Spy School Letter Essay
I recently finished reading the book Spy School by Stuart Gibbs a, 320 page fiction book about an average kid named Ben Ripley. Though he is considered average he is the farthest thing. Ben Ripley is one of the smartest 11 year olds in the world he scored a 2260 on his SAT’s and his teachers don’t even bother grading his tests anymore so they just put A’s on the front when they see his name written. When ben applies for a magnet science school he isn’t very surprised they accepted him, but when he finds out it’s a disguise for a super spy school his whole world gets flipped upside down. Ben knows he could never be as good as the other kids at this school, but after ben wins a fight against an assassin that snuck in his room and threatened to kill him. Everybody thinks he is some sort of super spy with inhumane cryptography powers while he doesn’t even know what cryptography is. When Ben has an encounter with a girl named Erica Hale, A super spy notorious for being the best spy and school. And the latest in the hale spying dynasty. After Erica tells Ben that he is really just bait for the enemy to enter the school so he can get captured, he doesn’t think he has what it takes to be a spy.
But when ben saw the antagonist Chip and his goons going into an underground tunnel system, he follows only to see them looking at a bomb directly under the school.
Erica then hacks into the clueless principal’s office and sends an e-mail to all faculty saying that ben has a fake program called JackHammer that can decode anything.

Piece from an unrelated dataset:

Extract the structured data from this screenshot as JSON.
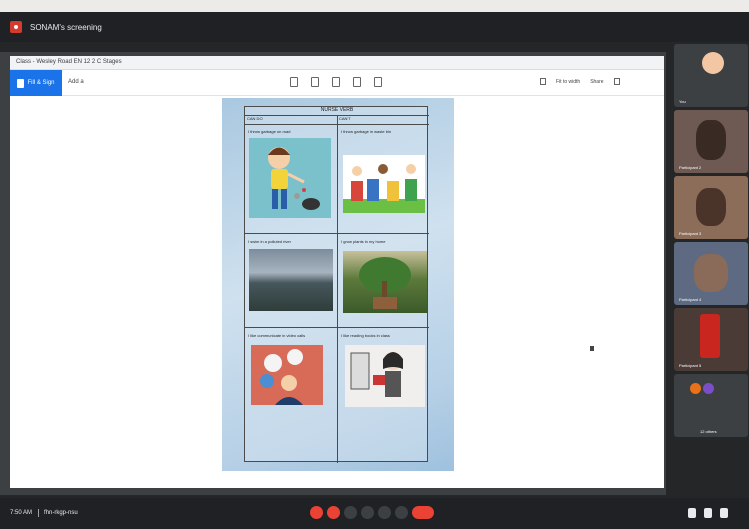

Making ben irresistible to any enemies wanting to get their hands on it.
Ben is put in a secret base made for the president under ground which gets infiltrated by the enemies and Ben is taken hostage by people trying to get jackhammer.
I read this book because it was recommended to me online after reading the book “I Have A Bad Feeling About This” by Jeff Strand.
“Hello, Ben,” said the man in my living room. “My name is Alexander Hale. I work for the CIA.” And just like that, my life became interesting. It hadn’t been, up till then. Not by a long shot. That day had been a prime example: day 4,583, seven months into the twelfth year of my mundane existence. I had dragged myself out of bed, eaten breakfast, gone to middle school, been bored in class, stared at girls I was too embarrassed to approach, had lunch, slogged through gym, fallen asleep in math, been harassed by Dirk the Jerk, taken the bus home . . . And found a man in a tuxedo sitting on the couch. I didn’t doubt he was a spy for a second. Alexander Hale looked exactly like I’d always imagined a spy would. A tiny bit older, perhaps—he seemed about fifty—but still suave and debonair. He had a small scar on his chin—from a bullet, I guessed, or maybe something more exotic, like a crossbow. There was something very James Bond about him; I could imagine he’d been in a car chase on the way over and taken out the bad guys without breaking a sweat. My parents weren’t home. They never were when I got back from school. Alexander had obviously let himself in.”
I like this quote because it’s at the very beginning of the book and it shows how unprepared and caught off guard Ben is when he first gets the news that he is going to be a super spy.
I recommend this book to anybody who likes pretty easy reads and a lot of action in a small book. I would rate the book a 7/10.